At the end of the treatment, the mice in each group were killed and dissected. The heart, liver, lungs, spleen, kidneys, and other organs were checked for signs of toxicity. Tumor specimens were then prepared as paraffin-embedded sections for histopathological analysis. The study was carried out in strict accordance with the recommendations in the Guide for the Care and Use of Laboratory Animals of Institutional Animal Care and Use Committee of Graduate School at Shenzhen, Tsinghua University. The protocol was approved by the Animal Welfare and Ethics Committee of Graduate School at Shenzhen, Tsinghua University, China (no. 2011-YZ-BG).
Measurement of microvessel density in tumor tissues
Microvessel density (MVD) in tumor tissue was evaluated immunohistochemically using a monoclonal anti-mouse CD31 antibody (rat anti-mouse CD31 monoclonal antibody, clone MEC 13.3; BD Biosciences, NJ, USA). Tumor samples were collected after the therapy regimen was finished. Immunohistochemical staining was performed as described previously . MVD (%) was calculated from the ratio of the CD31-positive staining area to the total observation area in the viable region. Three to six fields per section were randomly analyzed, excluding necrotic areas. Positive staining areas were calculated using imaging analysis software (Win Roof; Mitani Corporation, Fukui, Japan).
Statistics and data analysis
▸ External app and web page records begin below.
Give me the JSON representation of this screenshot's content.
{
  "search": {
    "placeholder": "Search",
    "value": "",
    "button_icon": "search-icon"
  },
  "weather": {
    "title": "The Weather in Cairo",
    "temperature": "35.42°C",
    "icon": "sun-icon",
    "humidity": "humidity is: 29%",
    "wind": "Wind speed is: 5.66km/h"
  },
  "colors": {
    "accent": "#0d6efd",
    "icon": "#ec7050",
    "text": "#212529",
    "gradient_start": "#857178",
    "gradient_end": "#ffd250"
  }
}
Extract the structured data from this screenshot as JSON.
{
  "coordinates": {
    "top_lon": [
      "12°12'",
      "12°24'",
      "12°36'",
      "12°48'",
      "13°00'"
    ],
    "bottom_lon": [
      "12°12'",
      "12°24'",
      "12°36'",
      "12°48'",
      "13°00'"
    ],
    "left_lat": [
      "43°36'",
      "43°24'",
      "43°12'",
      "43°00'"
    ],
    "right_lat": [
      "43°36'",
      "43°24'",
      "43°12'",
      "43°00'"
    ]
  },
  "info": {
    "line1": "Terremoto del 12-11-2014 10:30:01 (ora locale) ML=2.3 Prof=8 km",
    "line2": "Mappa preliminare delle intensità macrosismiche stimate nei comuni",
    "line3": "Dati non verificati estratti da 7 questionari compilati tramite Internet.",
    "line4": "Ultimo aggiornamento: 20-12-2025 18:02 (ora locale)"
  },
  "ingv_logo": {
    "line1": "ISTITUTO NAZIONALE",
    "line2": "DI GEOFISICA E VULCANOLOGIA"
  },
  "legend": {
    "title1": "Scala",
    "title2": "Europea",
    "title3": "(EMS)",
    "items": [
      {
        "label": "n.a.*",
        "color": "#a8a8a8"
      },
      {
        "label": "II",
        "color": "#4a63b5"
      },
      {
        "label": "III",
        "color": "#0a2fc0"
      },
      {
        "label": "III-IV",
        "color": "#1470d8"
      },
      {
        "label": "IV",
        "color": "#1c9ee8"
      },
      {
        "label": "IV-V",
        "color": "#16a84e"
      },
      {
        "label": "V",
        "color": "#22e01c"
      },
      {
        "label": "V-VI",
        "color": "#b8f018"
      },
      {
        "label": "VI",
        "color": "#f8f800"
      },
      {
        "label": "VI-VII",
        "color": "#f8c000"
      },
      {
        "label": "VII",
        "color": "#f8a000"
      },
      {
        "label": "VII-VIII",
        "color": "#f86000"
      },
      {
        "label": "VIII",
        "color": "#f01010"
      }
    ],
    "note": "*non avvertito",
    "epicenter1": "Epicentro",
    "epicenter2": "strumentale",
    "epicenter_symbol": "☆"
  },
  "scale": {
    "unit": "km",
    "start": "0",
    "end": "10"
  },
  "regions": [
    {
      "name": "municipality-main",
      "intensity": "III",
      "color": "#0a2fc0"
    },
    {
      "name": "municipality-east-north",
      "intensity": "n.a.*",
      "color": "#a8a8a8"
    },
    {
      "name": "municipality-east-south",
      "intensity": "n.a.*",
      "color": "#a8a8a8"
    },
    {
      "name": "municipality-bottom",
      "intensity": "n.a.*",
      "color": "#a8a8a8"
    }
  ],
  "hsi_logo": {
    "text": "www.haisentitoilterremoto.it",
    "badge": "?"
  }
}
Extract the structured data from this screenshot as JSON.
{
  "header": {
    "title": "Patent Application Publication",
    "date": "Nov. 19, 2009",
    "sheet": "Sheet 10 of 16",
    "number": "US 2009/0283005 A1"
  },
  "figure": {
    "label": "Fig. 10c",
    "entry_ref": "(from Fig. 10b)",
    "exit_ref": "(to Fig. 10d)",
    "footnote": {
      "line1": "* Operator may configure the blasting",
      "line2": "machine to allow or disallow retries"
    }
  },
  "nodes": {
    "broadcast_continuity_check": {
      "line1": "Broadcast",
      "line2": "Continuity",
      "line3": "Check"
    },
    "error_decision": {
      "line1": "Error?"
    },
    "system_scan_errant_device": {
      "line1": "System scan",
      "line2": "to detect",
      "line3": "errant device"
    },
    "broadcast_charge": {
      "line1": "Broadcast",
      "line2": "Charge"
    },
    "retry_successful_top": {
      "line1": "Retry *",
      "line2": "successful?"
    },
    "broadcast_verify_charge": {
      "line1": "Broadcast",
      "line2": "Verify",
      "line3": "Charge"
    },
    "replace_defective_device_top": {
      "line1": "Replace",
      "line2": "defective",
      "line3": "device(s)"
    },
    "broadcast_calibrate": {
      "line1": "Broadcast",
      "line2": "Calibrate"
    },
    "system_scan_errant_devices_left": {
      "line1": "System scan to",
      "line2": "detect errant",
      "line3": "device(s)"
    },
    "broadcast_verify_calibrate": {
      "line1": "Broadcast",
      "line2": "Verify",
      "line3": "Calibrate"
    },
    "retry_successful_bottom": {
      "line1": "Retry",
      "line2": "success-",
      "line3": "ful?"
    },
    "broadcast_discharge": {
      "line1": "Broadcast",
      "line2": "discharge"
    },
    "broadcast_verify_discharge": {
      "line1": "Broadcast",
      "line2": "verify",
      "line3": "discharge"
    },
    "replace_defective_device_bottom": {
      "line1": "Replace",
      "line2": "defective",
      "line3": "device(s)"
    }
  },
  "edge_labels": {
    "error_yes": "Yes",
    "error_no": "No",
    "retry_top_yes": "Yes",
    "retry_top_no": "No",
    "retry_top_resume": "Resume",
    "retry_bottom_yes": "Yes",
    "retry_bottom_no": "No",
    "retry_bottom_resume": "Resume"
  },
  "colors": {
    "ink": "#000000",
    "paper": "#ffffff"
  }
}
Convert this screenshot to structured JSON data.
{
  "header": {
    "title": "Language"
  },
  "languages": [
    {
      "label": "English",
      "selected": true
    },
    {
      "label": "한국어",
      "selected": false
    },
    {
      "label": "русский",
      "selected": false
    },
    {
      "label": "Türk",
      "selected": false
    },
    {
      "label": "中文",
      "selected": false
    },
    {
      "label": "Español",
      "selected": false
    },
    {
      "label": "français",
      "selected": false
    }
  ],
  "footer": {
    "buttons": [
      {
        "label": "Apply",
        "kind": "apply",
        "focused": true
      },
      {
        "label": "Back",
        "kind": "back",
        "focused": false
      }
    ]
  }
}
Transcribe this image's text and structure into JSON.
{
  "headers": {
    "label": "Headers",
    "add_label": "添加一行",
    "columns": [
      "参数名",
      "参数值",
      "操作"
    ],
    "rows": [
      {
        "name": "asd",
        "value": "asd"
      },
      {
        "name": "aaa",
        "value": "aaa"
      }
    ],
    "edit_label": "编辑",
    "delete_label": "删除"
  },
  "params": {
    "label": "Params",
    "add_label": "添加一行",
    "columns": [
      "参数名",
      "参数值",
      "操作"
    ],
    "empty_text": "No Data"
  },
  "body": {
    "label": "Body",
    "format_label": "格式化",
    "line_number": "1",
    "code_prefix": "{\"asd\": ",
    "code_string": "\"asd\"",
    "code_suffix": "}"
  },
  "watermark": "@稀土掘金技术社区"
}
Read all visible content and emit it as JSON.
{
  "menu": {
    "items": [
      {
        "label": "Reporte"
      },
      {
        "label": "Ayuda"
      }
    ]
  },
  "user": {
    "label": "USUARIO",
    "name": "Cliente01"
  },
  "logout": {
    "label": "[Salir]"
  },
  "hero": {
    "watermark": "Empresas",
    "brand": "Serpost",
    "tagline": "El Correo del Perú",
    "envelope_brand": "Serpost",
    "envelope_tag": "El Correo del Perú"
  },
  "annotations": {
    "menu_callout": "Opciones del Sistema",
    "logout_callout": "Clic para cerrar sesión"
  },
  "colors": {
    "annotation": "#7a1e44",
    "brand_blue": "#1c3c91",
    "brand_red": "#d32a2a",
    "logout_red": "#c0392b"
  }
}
All cell experiments were repeated at least three times unless otherwise indicated. Images of Western blot results from representative experiments were presented. The figures were created using Adobe Photoshop CS graphics program. All data were analyzed by paired t test using SPSS 11.0 software. Differences were considered statistically significant at P < 0.05.